------ DATA RECORDS

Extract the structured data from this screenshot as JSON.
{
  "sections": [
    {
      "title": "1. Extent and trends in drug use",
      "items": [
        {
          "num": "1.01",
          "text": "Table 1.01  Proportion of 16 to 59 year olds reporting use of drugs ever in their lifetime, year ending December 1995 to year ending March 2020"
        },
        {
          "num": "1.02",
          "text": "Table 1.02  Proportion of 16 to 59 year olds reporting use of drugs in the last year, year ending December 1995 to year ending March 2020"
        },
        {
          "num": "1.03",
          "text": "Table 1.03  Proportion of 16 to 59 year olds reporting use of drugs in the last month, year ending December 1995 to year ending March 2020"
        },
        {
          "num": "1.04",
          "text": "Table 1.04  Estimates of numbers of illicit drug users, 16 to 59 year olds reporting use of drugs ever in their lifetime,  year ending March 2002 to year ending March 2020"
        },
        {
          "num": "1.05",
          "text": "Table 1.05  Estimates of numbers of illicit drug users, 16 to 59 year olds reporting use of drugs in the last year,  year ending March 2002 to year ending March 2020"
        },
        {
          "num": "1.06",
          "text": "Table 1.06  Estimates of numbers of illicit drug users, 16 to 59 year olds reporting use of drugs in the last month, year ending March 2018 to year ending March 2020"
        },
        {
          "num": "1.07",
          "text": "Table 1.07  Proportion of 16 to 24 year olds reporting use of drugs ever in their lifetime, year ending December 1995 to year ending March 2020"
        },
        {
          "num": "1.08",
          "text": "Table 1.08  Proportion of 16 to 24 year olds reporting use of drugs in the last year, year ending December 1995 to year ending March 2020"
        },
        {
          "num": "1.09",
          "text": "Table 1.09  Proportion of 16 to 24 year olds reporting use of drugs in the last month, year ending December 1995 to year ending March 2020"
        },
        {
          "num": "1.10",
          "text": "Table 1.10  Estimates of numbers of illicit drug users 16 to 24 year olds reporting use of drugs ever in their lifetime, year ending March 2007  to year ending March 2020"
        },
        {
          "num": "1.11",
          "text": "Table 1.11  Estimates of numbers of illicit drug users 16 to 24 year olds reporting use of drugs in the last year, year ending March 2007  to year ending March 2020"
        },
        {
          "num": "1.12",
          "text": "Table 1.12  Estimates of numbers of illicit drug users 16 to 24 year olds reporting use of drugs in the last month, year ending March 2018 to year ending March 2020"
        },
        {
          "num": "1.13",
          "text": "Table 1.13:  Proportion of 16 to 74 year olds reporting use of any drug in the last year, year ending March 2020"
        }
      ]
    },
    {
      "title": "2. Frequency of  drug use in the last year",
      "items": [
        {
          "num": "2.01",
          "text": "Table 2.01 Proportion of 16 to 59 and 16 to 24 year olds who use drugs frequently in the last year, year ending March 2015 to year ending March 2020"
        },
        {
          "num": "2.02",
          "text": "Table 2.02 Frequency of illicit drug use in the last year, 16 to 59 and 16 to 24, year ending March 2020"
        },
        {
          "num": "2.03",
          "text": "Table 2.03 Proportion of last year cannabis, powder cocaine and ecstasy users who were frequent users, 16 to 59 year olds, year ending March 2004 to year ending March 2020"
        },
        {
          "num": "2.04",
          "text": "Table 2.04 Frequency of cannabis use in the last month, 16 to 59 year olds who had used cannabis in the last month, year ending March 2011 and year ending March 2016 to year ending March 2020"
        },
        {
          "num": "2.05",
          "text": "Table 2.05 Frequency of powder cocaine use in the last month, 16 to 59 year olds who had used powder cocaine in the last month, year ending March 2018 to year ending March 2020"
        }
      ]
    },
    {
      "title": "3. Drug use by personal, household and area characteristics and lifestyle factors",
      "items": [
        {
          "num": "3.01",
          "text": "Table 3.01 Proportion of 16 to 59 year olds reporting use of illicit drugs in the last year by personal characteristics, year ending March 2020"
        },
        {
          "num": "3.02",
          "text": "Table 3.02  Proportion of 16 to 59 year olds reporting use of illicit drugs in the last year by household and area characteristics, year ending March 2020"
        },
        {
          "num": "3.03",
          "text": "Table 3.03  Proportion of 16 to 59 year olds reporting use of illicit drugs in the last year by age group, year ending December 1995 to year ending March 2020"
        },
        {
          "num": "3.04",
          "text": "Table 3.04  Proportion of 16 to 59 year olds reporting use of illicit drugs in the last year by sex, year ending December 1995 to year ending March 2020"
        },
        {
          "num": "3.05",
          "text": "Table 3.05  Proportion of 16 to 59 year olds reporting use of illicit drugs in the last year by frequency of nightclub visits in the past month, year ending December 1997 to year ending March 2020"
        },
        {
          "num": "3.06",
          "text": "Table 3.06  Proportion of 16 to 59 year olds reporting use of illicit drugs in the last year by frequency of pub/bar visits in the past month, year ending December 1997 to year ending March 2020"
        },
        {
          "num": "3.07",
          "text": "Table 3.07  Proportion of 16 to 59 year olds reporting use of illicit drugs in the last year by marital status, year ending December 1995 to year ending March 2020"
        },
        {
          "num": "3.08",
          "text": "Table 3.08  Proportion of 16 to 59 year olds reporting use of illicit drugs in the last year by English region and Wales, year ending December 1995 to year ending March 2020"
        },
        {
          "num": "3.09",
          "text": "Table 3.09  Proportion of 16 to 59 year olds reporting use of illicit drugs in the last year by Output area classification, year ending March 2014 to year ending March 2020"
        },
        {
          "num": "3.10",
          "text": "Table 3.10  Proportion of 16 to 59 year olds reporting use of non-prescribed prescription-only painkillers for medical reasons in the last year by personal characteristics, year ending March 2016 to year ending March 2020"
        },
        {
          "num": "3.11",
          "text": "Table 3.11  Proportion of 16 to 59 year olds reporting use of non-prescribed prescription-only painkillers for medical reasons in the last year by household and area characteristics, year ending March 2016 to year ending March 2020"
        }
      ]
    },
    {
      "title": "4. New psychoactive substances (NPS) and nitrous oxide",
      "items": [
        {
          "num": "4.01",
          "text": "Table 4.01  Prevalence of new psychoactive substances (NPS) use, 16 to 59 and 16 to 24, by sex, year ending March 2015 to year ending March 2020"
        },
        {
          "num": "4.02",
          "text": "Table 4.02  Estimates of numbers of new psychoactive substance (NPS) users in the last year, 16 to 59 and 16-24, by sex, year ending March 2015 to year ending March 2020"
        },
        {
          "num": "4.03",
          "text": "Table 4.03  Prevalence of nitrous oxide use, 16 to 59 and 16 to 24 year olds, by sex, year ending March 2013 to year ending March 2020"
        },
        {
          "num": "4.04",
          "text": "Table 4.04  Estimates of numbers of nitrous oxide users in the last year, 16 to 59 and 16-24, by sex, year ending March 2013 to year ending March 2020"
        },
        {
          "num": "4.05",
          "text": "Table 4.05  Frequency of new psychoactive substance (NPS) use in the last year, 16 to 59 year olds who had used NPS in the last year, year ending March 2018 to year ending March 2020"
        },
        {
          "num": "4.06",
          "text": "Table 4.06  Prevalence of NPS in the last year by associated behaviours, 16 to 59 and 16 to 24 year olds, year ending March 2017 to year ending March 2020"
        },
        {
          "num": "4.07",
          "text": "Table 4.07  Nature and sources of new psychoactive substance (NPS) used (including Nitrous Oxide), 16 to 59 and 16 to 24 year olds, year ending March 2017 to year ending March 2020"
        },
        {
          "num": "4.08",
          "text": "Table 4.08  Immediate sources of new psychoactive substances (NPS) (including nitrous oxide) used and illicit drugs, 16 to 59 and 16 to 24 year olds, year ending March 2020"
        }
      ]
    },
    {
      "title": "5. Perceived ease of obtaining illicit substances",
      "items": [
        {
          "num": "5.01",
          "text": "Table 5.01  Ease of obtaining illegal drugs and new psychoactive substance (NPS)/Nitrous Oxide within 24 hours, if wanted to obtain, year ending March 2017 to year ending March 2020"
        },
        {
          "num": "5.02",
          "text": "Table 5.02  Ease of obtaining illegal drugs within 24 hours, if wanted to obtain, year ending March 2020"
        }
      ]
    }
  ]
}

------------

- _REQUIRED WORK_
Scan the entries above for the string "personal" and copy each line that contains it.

- _EXPECTED OUTPUT_
      "title": "3. Drug use by personal, household and area characteristics and lifestyle factors",
          "text": "Table 3.01 Proportion of 16 to 59 year olds reporting use of illicit drugs in the last year by personal characteristics, year ending March 2020"
          "text": "Table 3.10  Proportion of 16 to 59 year olds reporting use of non-prescribed prescription-only painkillers for medical reasons in the last year by personal characteristics, year ending March 2016 to year ending March 2020"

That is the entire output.